The first: atheist regimes around the world demonstrate the inevitable result of rejecting God and furnish a compelling reason to choose faith. Peter Hitchens lived in Moscow during the final years of the Soviet Union, where he witnessed firsthand its brutality and corruption. He describes at length the decadence and oppression of the anti-theist North Korean regime, much in the news with Sunday's death of Kim Jung-il. And he remains "baffled and frustrated by the strange insistence of my anti-theist brother that the cruelty of Communist anti-theist regimes does not reflect badly on his case and on his cause. It unquestionably does."
Hitchens then warns that the anti-theist trajectory of his British homeland [and American society, I would add] bodes ill for her future: "In the names of reason, science, and liberty they had proved, rather effectively, that good societies need God to survive and that when you have murdered him, starved him, silenced him, denied him to the children, and erased his festivals and his memory, you have a gap that cannot indefinitely be filled by any human, nor anything made by human hands. Must we discover this all over again? I fear so."
His second argument centers in our inability to choose right and wrong without God. Hitchens argues that "to be effectively absolute, a moral code needs to be beyond human power to alter."

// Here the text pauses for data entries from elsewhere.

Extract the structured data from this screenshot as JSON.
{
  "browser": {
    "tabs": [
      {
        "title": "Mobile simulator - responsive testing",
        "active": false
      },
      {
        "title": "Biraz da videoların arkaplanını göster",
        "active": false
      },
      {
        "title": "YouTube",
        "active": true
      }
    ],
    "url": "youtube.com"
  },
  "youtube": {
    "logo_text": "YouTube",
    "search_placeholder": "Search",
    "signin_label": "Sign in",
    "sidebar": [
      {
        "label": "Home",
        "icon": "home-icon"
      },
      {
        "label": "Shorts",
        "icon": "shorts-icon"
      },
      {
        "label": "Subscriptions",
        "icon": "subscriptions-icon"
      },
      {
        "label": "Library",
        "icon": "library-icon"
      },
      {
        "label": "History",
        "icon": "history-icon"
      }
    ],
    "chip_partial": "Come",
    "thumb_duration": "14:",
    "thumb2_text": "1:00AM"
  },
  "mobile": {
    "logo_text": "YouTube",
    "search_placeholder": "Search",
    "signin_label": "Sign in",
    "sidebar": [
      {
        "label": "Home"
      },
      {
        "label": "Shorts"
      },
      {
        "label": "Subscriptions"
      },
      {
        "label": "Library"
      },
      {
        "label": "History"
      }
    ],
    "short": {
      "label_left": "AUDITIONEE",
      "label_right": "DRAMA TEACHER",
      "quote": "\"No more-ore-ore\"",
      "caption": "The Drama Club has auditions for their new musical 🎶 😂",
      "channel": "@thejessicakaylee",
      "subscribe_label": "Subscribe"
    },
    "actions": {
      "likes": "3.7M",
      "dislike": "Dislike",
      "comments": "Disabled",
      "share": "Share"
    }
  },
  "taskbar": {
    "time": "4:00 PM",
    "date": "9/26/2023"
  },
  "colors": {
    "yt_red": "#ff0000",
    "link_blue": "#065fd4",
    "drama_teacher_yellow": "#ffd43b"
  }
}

We can base our laws on unchanging edicts found in higher authority such as Scripture, or we can pledge allegiance to human laws based on accountability to God ("so help me God"). If we refuse to do either, we build a society on laws that can be changed by the whims of the people or their leaders: "For a moral code to be effective, the code must be attributed to, and vested in, a non-human source. It must be beyond the power of humanity to change it to suit itself."
From the philosophical to the personal – how did the two brothers, so vehemently at odds with each other for years, rebuild their relationship? Surprisingly, Christopher took the initiative. The Hitchens were scheduled to debate religion in Grand Rapids, Mich., on April 3, 2008. Prior to the event, Christopher invited Peter to his home in Washington, D.C., where he shocked his younger brother by cooking dinner for him. They found themselves closer than they had been in many years. Then, on the evening of their debate, they resolved that their public and private war was over, and that they would live as brothers. And so they did.
I prayed often for Christopher, especially after learning that he had esophageal cancer, and mourn his passing. Did he, like fellow atheist Antony Flew, change his mind at the end of his life? I've found no reports that indicate such happy news. But his evolving acceptance of his believing brother and personal warmth toward those of us who debated him nearly three years ago gives me some cause for hope.
To the end of Christopher's life, Peter held out hope that his brother would one day see that belief in God is the more reasoned choice and so return to the faith they both abandoned. Then it would be true for one of the world's most famous atheists, "as I have long hoped it would be, that 'the end of all our exploring will be to arrive where we started and know the place for the first time.'"